The last three days were quite likely the hottest in Earth’s modern history, scientists said, as an astonishing surge of heat across the planet continued to shatter temperature records from North America to Antarctica.
The spike comes as forecasters warn that the Earth is entering a multiyear period of exceptional warmth driven by two main factors: humans continuing to burn oil, gas and coal alongside the return of El Niño, a cyclical weather pattern, after three years.
Already, the surge has been drastic. The planet just experienced its warmest June ever recorded, European researchers said, with deadly heat waves in Texas, Mexico and India. In the North Atlantic, ocean temperatures were 2.9 degrees Fahrenheit hotter in May than they typically are at that time of year. Around Antarctica, sea ice levels have plunged to record lows.

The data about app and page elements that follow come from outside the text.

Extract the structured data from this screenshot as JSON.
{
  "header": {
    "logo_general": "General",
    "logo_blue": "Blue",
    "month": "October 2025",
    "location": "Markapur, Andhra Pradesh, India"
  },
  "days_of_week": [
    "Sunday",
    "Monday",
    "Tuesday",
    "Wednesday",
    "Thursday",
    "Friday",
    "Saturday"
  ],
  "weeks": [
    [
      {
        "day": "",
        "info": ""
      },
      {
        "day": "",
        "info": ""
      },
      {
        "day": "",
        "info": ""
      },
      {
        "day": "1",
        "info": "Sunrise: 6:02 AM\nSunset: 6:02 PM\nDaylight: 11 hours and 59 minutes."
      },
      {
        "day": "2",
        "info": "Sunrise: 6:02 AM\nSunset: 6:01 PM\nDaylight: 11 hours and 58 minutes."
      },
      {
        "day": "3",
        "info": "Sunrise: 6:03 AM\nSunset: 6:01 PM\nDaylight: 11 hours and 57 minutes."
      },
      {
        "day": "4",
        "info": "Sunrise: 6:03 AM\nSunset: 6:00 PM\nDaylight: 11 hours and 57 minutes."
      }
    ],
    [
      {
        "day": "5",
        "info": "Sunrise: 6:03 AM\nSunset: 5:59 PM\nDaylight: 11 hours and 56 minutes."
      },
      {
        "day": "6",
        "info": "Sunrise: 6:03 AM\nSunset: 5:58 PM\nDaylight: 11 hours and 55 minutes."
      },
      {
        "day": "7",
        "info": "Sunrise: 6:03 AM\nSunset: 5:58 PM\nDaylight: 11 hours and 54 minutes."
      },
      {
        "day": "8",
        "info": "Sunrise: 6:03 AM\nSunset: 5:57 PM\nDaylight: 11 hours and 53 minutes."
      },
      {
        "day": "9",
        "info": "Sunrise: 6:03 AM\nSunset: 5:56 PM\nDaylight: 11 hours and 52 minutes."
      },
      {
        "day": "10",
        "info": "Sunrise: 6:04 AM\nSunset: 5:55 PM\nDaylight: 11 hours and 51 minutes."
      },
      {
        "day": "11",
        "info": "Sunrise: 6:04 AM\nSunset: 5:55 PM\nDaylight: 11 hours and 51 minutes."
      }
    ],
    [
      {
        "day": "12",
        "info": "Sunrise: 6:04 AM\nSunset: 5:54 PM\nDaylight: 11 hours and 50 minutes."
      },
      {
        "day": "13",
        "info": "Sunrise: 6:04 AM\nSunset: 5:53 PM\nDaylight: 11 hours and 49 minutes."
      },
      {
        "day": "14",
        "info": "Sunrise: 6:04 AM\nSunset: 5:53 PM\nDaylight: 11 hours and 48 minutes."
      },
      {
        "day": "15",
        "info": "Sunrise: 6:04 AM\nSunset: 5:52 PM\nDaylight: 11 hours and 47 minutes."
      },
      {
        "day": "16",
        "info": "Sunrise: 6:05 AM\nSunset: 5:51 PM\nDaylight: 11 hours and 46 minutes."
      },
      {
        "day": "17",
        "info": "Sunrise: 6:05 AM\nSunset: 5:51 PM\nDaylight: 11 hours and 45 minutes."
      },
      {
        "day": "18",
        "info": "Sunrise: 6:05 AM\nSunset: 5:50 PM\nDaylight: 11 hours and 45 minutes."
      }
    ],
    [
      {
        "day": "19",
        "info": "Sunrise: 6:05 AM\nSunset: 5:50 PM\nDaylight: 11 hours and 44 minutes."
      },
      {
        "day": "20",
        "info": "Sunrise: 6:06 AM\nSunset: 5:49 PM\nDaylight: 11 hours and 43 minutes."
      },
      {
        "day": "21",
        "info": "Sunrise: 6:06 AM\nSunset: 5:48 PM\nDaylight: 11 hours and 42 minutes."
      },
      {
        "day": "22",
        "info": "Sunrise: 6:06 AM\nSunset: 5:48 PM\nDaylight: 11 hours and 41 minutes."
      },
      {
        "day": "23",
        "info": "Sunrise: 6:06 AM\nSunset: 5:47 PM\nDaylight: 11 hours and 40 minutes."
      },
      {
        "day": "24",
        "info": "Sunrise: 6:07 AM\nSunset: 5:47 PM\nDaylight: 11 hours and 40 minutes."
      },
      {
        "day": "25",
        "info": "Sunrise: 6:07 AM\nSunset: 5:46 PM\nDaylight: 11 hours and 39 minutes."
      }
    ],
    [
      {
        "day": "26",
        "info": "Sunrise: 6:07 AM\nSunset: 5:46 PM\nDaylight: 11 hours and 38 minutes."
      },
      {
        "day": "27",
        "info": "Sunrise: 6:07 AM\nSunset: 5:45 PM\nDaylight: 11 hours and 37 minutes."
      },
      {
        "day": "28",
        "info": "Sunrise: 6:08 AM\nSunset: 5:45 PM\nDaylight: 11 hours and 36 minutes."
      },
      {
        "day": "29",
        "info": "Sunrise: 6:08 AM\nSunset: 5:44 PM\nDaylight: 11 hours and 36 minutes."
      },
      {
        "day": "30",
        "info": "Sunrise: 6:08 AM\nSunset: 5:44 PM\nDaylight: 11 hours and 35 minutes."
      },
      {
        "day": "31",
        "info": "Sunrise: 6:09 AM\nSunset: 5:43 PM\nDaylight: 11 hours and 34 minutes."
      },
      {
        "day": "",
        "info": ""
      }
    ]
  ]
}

And the heat shows no signs of letting up. On Monday, global average temperatures reached 62.6 degrees Fahrenheit, or 17 degrees Celsius, the hottest day ever recorded, according to the University of Maine’s Climate Reanalyzer, which combines satellite data, observations and computer modeling to provide a real-time update of climate conditions.
But that record was shattered the following day. On Tuesday, global average temperatures rose to a new high of 62.9 degrees Fahrenheit.
A separate analysis by the European Union’s Copernicus Climate Change Service confirmed that Tuesday was the hottest day Earth has experienced since at least 1940, when records began, and very likely before that.
The overall warming of the planet is “well within the realm of what scientists had projected would happen” as humans continued to pump heat-trapping greenhouse gases into the atmosphere, said Zeke Hausfather, a climate scientist at Berkeley Earth and the payments company Stripe.
But, he added, there may be other factors layered on top of human-caused warming that have helped drive temperatures up so dramatically in recent months. For instance, a cyclical phenomenon in the Pacific Ocean known as the El Niño-Southern Oscillation causes year-to-year fluctuations by shifting heat in and out of deeper ocean layers. Global surface temperatures tend to be somewhat cooler during La Niña years and somewhat hotter during El Niño years.
“A big reason we’re seeing so many records shattered is that we’re transitioning out of an unusually long three-year La Niña, which suppressed temperatures a bit, and into a strong El Niño,” Dr. Hausfather said.
Other dynamics may be in play, too. In January 2022, a volcanic eruption beneath the Pacific archipelago nation of Tonga blasted a huge amount of vaporized seawater into the atmosphere that could be trapping additional heat. Some scientists have also suggested that efforts to clean up sulfur pollution from ships and coal plants around the world might push up temperatures slightly, since sulfur dioxide in the atmosphere tends to have a slight cooling effect. But scientists have yet to definitively untangle its role in the current heat surge.